When I posted the picture I didn't think for a second there would be blowback. I woke up to calls from my family and the Miss Iraq Organization going insane. The death threats I got online were so scary. The director of the Miss Iraq Organization called me and said they're getting heat from the ministry. He said I have to take the picture down or they will strip me of my title.

Yesterday, Miss Iraq, Sarah Idan, posted another selfie with Miss Israel, during a visit to Jerusalem.

In an interview, she said that:

I don't think Iraq and Israel are enemies; I think maybe the governments are enemies with each other. There's a lot of Iraqi people that don't have a problem with Israelis.
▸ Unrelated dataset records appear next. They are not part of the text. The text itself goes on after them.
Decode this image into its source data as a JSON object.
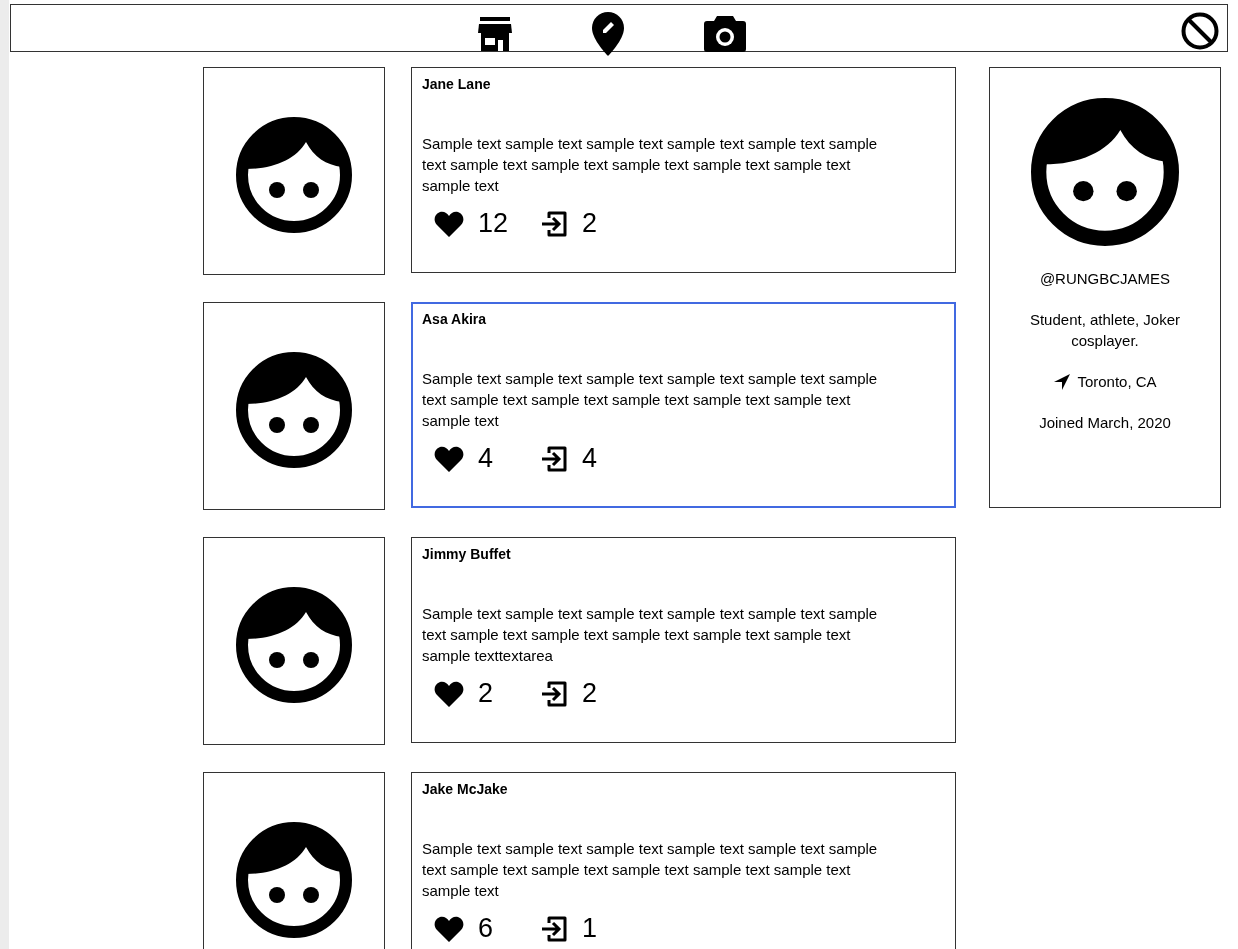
{
  "posts": [
    {
      "author": "Jane Lane",
      "text": "Sample text sample text sample text sample text sample text sample text sample text sample text sample text sample text sample text sample text",
      "likes": "12",
      "shares": "2",
      "selected": false
    },
    {
      "author": "Asa Akira",
      "text": "Sample text sample text sample text sample text sample text sample text sample text sample text sample text sample text sample text sample text",
      "likes": "4",
      "shares": "4",
      "selected": true
    },
    {
      "author": "Jimmy Buffet",
      "text": "Sample text sample text sample text sample text sample text sample text sample text sample text sample text sample text sample text sample texttextarea",
      "likes": "2",
      "shares": "2",
      "selected": false
    },
    {
      "author": "Jake McJake",
      "text": "Sample text sample text sample text sample text sample text sample text sample text sample text sample text sample text sample text sample text",
      "likes": "6",
      "shares": "1",
      "selected": false
    }
  ],
  "profile": {
    "handle": "@RUNGBCJAMES",
    "bio": "Student, athlete, Joker cosplayer.",
    "location": "Toronto, CA",
    "joined": "Joined March, 2020"
  }
}
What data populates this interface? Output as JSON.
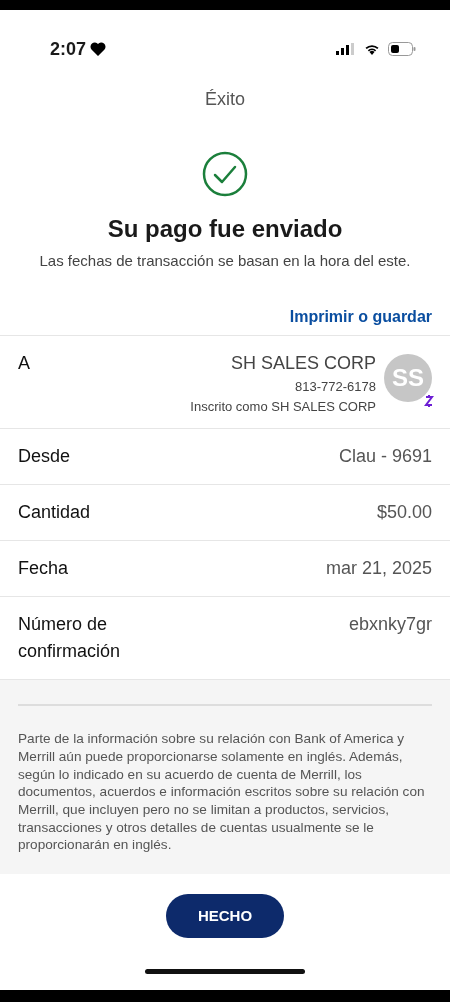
{
  "status_bar": {
    "time": "2:07"
  },
  "header": {
    "title": "Éxito"
  },
  "result": {
    "heading": "Su pago fue enviado",
    "subtitle": "Las fechas de transacción se basan en la hora del este."
  },
  "print_link": "Imprimir o guardar",
  "details": [
    {
      "kind": "recipient",
      "label": "A",
      "name": "SH SALES CORP",
      "phone": "813-772-6178",
      "enrolled": "Inscrito como SH SALES CORP",
      "avatar": "SS"
    },
    {
      "kind": "simple",
      "label": "Desde",
      "value": "Clau - 9691"
    },
    {
      "kind": "simple",
      "label": "Cantidad",
      "value": "$50.00"
    },
    {
      "kind": "simple",
      "label": "Fecha",
      "value": "mar 21, 2025"
    },
    {
      "kind": "simple",
      "label": "Número de confirmación",
      "value": "ebxnky7gr"
    }
  ],
  "disclaimer": "Parte de la información sobre su relación con Bank of America y Merrill aún puede proporcionarse solamente en inglés. Además, según lo indicado en su acuerdo de cuenta de Merrill, los documentos, acuerdos e información escritos sobre su relación con Merrill, que incluyen pero no se limitan a productos, servicios, transacciones y otros detalles de cuentas usualmente se le proporcionarán en inglés.",
  "done_button": "HECHO"
}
This is, of course, quite an understatement: Iraq, home to roughly 15,000 Palestinians, refuses to acknowledge Israel as a legitimate country, as it is technically at war with Israel. The adages says that a picture is worth a thousand words. What are we to do when many of those words are hateful or deadly? And how can we find the goodness in such bad situations?